So here are the basics â€“ index.php is a highly malicious page being served by a crimeware toolkit somewhere (see the MPOM for the specifics). It contains a de-obfuscation function (df) and a call to it with a long parameter that looks like garbage, but then open up to some nice exploit code.
Running it through our friends at VirusTotal â€“ here is what comes up (not a competitive analysis, no one is responsible for the results, etc, etcâ€¦):
OK, thatâ€™s pretty decent â€“ 15 out of 32 (database unreachable is not a malicious detection â€“ on previous runs it came up with nothing)â€¦ Now, wondering what makes these things really tick, letâ€™s neutralize the malicious part of the file. Letâ€™s just completely make it useless â€“ and pass an empty string to the de-obfuscating function. This should obviously not be blocked, since the end-result is non-malicious, and these obfuscators are being used for harmless code as well.
Aha! Someone does not like this codingâ€¦ So what really happened is that the de-obfuscation function is the one being scrutinized, and not the malicious code that end up running on the machine. So to our final step in the game â€“ play a bit with the function, make it look nice and just change a couple of parameter names. No functionality change, just a bit of cosmetics (function name change to asda, 2 parameters changed names, code got through tidyâ€¦):

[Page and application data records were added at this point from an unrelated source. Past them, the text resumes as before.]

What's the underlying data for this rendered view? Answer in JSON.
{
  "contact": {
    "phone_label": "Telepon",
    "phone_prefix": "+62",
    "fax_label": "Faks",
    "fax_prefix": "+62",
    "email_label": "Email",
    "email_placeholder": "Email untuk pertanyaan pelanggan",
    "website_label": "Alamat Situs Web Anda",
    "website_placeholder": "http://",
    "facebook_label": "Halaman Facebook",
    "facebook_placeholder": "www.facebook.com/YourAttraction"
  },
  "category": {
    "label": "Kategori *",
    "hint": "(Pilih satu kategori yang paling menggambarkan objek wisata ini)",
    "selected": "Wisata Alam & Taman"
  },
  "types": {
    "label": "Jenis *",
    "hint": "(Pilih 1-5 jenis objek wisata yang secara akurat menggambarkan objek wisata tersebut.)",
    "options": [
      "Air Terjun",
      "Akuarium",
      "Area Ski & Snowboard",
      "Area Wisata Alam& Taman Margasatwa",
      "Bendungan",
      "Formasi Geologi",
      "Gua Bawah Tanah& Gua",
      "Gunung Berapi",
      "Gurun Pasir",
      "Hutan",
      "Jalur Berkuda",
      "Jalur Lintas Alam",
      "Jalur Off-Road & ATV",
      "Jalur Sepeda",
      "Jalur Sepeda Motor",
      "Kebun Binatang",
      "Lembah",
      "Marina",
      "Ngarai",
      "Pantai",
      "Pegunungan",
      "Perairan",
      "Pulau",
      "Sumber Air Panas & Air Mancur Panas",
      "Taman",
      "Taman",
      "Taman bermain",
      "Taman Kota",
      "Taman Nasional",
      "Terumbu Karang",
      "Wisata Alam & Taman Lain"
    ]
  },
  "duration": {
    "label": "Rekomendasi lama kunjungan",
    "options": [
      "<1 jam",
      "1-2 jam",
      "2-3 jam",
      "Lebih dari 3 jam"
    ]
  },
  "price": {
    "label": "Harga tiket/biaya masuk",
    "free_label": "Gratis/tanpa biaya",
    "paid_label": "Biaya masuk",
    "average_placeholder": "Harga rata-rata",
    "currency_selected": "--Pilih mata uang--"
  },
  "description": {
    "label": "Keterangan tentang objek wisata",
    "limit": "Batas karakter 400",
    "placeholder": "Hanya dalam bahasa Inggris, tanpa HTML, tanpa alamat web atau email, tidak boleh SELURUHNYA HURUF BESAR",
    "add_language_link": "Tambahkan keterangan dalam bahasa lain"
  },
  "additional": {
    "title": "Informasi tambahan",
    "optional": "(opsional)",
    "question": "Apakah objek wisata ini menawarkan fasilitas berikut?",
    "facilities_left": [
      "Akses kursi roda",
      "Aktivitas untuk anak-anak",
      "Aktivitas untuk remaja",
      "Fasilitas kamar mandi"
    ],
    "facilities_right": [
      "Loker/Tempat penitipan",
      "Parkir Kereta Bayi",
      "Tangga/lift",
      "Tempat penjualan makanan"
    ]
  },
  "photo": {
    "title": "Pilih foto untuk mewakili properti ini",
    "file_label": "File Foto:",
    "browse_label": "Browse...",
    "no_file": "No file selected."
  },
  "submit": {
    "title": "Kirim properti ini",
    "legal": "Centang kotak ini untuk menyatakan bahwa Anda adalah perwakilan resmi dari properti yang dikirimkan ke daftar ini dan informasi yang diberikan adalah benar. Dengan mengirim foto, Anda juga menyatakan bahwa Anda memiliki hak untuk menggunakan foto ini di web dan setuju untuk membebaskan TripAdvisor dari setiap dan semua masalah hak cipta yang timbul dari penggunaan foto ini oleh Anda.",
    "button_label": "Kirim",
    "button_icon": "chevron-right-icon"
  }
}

Conclusion â€“ donâ€™t believe everything you seeâ€¦ it may actually not be that badâ€¦ just make sure you take a close look at whatâ€™s really going on under the hood